*** GIVEN ENTRIES ***

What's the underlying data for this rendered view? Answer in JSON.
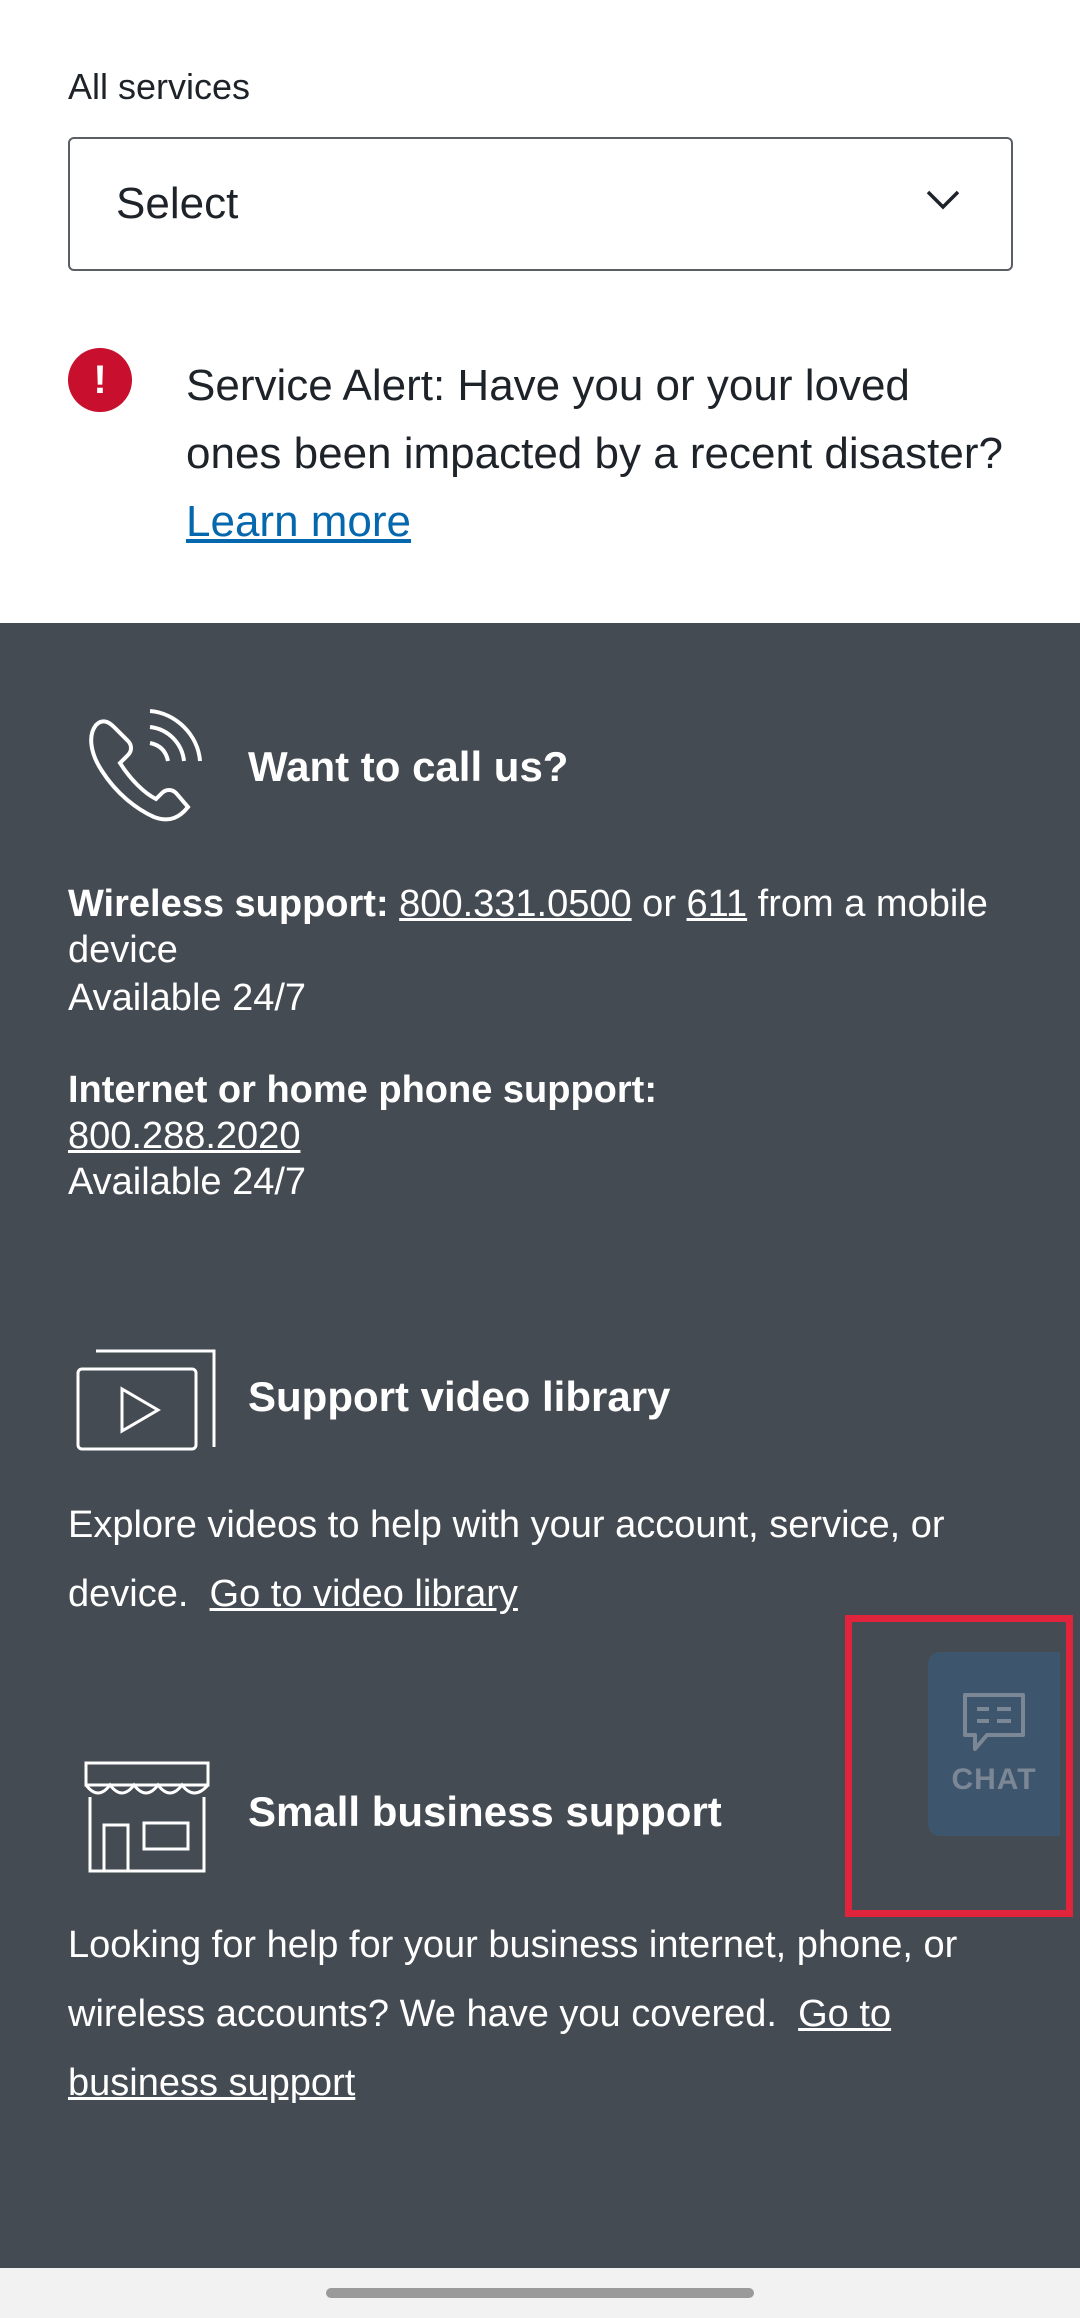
{
  "filter": {
    "label": "All services",
    "select_value": "Select"
  },
  "alert": {
    "text": "Service Alert: Have you or your loved ones been impacted by a recent disaster?",
    "link": "Learn more"
  },
  "call": {
    "title": "Want to call us?",
    "wireless_label": "Wireless support:",
    "wireless_number": "800.331.0500",
    "or_text": " or ",
    "short_number": "611",
    "from_text": " from a mobile device",
    "wireless_avail": "Available 24/7",
    "internet_label": "Internet or home phone support:",
    "internet_number": "800.288.2020",
    "internet_avail": "Available 24/7"
  },
  "video": {
    "title": "Support video library",
    "description": "Explore videos to help with your account, service, or device.",
    "link": "Go to video library"
  },
  "business": {
    "title": "Small business support",
    "description": "Looking for help for your business internet, phone, or wireless accounts? We have you covered.",
    "link": "Go to business support"
  },
  "chat": {
    "label": "CHAT"
  }
}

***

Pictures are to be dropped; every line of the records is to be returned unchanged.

What's the underlying data for this rendered view? Answer in JSON.
{
  "filter": {
    "label": "All services",
    "select_value": "Select"
  },
  "alert": {
    "text": "Service Alert: Have you or your loved ones been impacted by a recent disaster?",
    "link": "Learn more"
  },
  "call": {
    "title": "Want to call us?",
    "wireless_label": "Wireless support:",
    "wireless_number": "800.331.0500",
    "or_text": " or ",
    "short_number": "611",
    "from_text": " from a mobile device",
    "wireless_avail": "Available 24/7",
    "internet_label": "Internet or home phone support:",
    "internet_number": "800.288.2020",
    "internet_avail": "Available 24/7"
  },
  "video": {
    "title": "Support video library",
    "description": "Explore videos to help with your account, service, or device.",
    "link": "Go to video library"
  },
  "business": {
    "title": "Small business support",
    "description": "Looking for help for your business internet, phone, or wireless accounts? We have you covered.",
    "link": "Go to business support"
  },
  "chat": {
    "label": "CHAT"
  }
}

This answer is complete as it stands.